## Exercise
Below is a block of records; repeat all of them exactly.

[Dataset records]
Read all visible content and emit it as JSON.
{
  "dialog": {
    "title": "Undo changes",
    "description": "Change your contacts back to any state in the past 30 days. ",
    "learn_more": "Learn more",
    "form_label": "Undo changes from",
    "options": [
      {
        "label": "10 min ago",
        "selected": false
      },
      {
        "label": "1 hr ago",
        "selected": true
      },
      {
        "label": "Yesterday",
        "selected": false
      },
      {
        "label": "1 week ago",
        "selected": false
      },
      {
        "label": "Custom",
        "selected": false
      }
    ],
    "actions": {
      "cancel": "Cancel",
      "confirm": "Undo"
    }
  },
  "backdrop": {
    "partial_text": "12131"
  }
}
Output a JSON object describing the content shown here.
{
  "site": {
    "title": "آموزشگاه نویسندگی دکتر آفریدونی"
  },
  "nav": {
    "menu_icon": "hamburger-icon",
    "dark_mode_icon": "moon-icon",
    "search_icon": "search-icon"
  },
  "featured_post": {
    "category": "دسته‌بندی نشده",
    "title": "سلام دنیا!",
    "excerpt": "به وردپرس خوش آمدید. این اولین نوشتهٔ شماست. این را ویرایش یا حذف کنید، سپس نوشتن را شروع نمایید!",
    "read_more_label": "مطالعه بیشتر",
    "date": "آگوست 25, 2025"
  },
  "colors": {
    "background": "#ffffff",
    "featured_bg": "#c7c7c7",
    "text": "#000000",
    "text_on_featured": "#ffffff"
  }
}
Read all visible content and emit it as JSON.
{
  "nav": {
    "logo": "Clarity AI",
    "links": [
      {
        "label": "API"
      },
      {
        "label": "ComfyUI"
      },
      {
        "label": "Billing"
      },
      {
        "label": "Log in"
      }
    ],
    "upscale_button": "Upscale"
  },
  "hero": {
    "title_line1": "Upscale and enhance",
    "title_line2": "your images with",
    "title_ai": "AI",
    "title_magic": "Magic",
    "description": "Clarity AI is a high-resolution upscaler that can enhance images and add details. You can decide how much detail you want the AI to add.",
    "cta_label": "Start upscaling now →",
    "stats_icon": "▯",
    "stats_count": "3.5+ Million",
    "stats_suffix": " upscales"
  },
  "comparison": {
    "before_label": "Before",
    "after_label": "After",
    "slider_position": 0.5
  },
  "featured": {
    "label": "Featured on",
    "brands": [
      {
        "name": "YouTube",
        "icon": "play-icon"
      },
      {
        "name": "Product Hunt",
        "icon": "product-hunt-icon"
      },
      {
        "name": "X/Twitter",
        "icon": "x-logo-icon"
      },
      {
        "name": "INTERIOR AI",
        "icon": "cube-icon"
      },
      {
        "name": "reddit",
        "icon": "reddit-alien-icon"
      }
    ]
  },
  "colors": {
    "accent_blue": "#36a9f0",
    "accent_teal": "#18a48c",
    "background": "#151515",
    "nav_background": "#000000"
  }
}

## Output for this task
Read all visible content and emit it as JSON.
{
  "dialog": {
    "title": "Undo changes",
    "description": "Change your contacts back to any state in the past 30 days. ",
    "learn_more": "Learn more",
    "form_label": "Undo changes from",
    "options": [
      {
        "label": "10 min ago",
        "selected": false
      },
      {
        "label": "1 hr ago",
        "selected": true
      },
      {
        "label": "Yesterday",
        "selected": false
      },
      {
        "label": "1 week ago",
        "selected": false
      },
      {
        "label": "Custom",
        "selected": false
      }
    ],
    "actions": {
      "cancel": "Cancel",
      "confirm": "Undo"
    }
  },
  "backdrop": {
    "partial_text": "12131"
  }
}
Output a JSON object describing the content shown here.
{
  "site": {
    "title": "آموزشگاه نویسندگی دکتر آفریدونی"
  },
  "nav": {
    "menu_icon": "hamburger-icon",
    "dark_mode_icon": "moon-icon",
    "search_icon": "search-icon"
  },
  "featured_post": {
    "category": "دسته‌بندی نشده",
    "title": "سلام دنیا!",
    "excerpt": "به وردپرس خوش آمدید. این اولین نوشتهٔ شماست. این را ویرایش یا حذف کنید، سپس نوشتن را شروع نمایید!",
    "read_more_label": "مطالعه بیشتر",
    "date": "آگوست 25, 2025"
  },
  "colors": {
    "background": "#ffffff",
    "featured_bg": "#c7c7c7",
    "text": "#000000",
    "text_on_featured": "#ffffff"
  }
}
Read all visible content and emit it as JSON.
{
  "nav": {
    "logo": "Clarity AI",
    "links": [
      {
        "label": "API"
      },
      {
        "label": "ComfyUI"
      },
      {
        "label": "Billing"
      },
      {
        "label": "Log in"
      }
    ],
    "upscale_button": "Upscale"
  },
  "hero": {
    "title_line1": "Upscale and enhance",
    "title_line2": "your images with",
    "title_ai": "AI",
    "title_magic": "Magic",
    "description": "Clarity AI is a high-resolution upscaler that can enhance images and add details. You can decide how much detail you want the AI to add.",
    "cta_label": "Start upscaling now →",
    "stats_icon": "▯",
    "stats_count": "3.5+ Million",
    "stats_suffix": " upscales"
  },
  "comparison": {
    "before_label": "Before",
    "after_label": "After",
    "slider_position": 0.5
  },
  "featured": {
    "label": "Featured on",
    "brands": [
      {
        "name": "YouTube",
        "icon": "play-icon"
      },
      {
        "name": "Product Hunt",
        "icon": "product-hunt-icon"
      },
      {
        "name": "X/Twitter",
        "icon": "x-logo-icon"
      },
      {
        "name": "INTERIOR AI",
        "icon": "cube-icon"
      },
      {
        "name": "reddit",
        "icon": "reddit-alien-icon"
      }
    ]
  },
  "colors": {
    "accent_blue": "#36a9f0",
    "accent_teal": "#18a48c",
    "background": "#151515",
    "nav_background": "#000000"
  }
}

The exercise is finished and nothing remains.